§ **Exercise prompt**: Give the number of lines in the listing that hold the word "more". Write nothing but that number.

§ **Entries shown**:
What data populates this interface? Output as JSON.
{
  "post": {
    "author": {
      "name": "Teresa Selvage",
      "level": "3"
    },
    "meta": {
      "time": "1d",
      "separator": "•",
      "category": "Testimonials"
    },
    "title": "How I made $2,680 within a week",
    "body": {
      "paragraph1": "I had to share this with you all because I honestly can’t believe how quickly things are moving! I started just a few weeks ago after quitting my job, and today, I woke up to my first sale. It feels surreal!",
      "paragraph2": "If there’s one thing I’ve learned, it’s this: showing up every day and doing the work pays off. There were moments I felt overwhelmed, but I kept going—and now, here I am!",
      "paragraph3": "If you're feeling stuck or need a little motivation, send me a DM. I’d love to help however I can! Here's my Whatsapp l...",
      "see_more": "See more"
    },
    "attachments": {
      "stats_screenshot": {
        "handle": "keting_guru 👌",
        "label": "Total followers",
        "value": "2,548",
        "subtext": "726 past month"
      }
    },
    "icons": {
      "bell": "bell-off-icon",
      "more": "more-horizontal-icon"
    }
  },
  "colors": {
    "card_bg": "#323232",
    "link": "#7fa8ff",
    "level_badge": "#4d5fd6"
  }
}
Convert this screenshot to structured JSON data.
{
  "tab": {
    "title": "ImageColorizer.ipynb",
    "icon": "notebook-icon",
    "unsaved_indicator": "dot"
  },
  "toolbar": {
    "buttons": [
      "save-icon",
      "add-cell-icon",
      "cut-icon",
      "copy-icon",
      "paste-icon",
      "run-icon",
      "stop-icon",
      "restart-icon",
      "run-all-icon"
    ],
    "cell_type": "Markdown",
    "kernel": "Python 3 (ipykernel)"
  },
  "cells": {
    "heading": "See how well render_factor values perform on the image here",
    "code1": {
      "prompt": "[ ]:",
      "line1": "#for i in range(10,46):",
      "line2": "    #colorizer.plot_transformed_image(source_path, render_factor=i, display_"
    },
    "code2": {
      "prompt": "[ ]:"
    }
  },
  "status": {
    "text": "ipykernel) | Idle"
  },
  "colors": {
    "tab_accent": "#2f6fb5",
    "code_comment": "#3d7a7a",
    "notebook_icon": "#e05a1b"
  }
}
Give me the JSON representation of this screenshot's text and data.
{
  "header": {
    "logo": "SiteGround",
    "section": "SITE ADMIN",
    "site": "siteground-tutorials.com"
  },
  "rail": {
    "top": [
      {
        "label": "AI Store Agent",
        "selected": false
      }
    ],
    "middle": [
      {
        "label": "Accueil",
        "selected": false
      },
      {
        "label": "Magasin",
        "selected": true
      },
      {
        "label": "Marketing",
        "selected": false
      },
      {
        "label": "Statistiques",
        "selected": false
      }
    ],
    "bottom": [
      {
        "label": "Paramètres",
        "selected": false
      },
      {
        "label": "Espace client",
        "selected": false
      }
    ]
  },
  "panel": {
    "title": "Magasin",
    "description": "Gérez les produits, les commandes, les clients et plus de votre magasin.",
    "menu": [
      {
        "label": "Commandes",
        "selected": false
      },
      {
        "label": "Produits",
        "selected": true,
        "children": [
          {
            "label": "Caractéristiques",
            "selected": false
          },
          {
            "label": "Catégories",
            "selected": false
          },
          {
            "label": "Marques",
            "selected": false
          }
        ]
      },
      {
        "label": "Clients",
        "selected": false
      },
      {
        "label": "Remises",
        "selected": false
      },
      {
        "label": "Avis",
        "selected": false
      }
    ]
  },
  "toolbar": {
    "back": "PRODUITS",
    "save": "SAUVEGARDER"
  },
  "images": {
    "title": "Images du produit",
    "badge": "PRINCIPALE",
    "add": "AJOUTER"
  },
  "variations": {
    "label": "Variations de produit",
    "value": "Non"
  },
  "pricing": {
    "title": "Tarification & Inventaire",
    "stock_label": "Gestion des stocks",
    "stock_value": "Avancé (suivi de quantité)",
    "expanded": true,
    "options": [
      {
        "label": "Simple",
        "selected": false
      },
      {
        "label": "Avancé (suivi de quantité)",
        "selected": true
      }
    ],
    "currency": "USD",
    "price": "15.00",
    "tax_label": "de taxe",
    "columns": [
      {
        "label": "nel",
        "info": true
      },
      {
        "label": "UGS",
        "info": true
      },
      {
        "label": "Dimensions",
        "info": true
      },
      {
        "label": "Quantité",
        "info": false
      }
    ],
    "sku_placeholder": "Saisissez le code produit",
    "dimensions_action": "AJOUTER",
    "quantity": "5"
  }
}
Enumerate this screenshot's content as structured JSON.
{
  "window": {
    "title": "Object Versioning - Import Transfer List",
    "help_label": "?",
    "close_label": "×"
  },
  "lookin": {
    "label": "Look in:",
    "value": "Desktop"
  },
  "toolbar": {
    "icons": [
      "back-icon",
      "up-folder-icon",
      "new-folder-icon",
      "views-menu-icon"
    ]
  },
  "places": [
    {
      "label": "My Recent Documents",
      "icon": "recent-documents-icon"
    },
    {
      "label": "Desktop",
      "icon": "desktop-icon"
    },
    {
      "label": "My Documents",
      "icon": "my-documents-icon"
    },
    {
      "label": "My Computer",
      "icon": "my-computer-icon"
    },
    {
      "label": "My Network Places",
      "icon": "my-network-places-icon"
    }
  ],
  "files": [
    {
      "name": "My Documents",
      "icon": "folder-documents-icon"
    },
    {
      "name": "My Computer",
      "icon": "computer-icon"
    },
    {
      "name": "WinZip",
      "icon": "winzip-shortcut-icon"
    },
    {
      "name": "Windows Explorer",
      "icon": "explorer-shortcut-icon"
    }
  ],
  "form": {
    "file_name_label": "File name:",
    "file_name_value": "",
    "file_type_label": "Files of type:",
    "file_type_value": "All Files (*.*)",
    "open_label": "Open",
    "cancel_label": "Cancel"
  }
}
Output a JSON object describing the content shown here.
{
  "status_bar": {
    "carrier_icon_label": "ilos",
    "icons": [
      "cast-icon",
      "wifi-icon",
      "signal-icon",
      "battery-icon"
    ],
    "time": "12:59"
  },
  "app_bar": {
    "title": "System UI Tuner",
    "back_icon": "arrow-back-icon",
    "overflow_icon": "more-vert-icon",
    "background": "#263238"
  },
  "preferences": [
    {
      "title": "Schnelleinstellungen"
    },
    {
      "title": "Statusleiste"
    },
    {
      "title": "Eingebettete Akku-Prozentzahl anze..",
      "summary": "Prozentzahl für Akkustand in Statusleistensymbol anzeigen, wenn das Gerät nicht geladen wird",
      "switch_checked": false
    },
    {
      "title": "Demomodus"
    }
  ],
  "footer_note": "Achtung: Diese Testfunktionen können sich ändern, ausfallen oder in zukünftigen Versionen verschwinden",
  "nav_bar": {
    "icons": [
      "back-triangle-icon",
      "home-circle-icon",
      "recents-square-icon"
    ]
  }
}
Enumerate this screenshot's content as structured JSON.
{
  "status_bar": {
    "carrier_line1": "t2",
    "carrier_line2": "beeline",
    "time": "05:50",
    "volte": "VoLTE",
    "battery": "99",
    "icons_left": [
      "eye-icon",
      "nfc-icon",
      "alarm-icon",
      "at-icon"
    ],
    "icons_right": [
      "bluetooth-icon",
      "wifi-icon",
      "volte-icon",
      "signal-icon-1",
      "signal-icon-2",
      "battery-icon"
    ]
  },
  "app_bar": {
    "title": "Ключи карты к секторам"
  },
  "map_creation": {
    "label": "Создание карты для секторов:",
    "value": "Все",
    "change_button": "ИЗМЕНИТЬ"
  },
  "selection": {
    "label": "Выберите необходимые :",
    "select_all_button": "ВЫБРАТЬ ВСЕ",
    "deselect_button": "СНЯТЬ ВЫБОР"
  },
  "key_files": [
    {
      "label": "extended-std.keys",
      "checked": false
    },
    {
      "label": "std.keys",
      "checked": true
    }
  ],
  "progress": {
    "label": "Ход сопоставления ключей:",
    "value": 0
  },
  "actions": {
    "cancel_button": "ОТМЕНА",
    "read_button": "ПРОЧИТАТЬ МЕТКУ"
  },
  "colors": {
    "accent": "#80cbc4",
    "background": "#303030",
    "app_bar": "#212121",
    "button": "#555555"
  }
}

§ **Answer area**: 3